What is required
Give back exactly the line that contains "Read all visible content and emit it as JSON." and all the lines after it in the records below, to the very last, with no other output.

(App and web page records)
_____
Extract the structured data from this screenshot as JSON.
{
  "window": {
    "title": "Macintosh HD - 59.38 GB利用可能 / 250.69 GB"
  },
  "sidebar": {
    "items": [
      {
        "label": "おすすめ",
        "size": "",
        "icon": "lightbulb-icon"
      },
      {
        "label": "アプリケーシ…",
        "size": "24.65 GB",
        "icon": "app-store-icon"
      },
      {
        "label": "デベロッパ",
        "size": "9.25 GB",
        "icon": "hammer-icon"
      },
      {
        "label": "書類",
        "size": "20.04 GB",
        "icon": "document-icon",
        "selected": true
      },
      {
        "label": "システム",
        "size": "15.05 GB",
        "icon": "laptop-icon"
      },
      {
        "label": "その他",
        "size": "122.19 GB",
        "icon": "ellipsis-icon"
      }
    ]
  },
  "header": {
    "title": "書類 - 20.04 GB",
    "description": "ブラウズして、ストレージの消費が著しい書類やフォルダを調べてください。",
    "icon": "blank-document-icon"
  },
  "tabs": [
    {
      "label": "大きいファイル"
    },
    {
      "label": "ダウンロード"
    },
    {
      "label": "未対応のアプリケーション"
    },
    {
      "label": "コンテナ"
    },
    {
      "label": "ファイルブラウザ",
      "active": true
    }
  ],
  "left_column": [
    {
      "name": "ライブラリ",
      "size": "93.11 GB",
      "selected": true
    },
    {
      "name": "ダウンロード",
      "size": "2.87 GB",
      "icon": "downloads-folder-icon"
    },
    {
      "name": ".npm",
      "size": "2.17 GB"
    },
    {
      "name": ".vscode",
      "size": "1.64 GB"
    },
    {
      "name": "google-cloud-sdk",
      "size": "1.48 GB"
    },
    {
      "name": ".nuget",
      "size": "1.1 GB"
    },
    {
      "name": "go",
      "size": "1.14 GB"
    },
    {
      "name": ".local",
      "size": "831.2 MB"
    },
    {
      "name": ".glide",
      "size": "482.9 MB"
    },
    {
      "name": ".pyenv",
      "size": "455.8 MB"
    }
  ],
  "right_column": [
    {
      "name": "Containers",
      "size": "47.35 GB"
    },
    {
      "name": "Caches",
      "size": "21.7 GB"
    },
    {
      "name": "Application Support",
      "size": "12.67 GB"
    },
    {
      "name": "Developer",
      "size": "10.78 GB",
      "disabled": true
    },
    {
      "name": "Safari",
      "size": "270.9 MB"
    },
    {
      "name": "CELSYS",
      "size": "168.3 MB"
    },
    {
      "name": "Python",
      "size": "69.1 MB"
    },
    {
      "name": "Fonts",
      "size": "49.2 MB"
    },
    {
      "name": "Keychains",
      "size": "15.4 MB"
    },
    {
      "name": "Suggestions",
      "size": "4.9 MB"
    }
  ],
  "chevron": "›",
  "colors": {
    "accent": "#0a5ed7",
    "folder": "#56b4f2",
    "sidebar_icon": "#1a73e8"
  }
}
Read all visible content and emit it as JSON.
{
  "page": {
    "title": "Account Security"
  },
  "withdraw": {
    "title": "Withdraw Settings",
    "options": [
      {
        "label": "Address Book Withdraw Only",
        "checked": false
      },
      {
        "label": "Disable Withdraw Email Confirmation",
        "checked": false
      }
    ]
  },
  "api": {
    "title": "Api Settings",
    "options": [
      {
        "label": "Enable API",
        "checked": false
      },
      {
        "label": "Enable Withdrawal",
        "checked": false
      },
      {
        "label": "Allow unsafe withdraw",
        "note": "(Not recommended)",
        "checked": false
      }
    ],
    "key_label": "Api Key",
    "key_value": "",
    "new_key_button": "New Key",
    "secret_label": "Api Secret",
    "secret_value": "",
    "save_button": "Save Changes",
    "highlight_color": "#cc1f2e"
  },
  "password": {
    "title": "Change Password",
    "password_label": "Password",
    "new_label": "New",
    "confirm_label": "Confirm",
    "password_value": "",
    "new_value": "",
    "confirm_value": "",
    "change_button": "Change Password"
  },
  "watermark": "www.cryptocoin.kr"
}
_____
Response to the task
Read all visible content and emit it as JSON.
{
  "page": {
    "title": "Account Security"
  },
  "withdraw": {
    "title": "Withdraw Settings",
    "options": [
      {
        "label": "Address Book Withdraw Only",
        "checked": false
      },
      {
        "label": "Disable Withdraw Email Confirmation",
        "checked": false
      }
    ]
  },
  "api": {
    "title": "Api Settings",
    "options": [
      {
        "label": "Enable API",
        "checked": false
      },
      {
        "label": "Enable Withdrawal",
        "checked": false
      },
      {
        "label": "Allow unsafe withdraw",
        "note": "(Not recommended)",
        "checked": false
      }
    ],
    "key_label": "Api Key",
    "key_value": "",
    "new_key_button": "New Key",
    "secret_label": "Api Secret",
    "secret_value": "",
    "save_button": "Save Changes",
    "highlight_color": "#cc1f2e"
  },
  "password": {
    "title": "Change Password",
    "password_label": "Password",
    "new_label": "New",
    "confirm_label": "Confirm",
    "password_value": "",
    "new_value": "",
    "confirm_value": "",
    "change_button": "Change Password"
  },
  "watermark": "www.cryptocoin.kr"
}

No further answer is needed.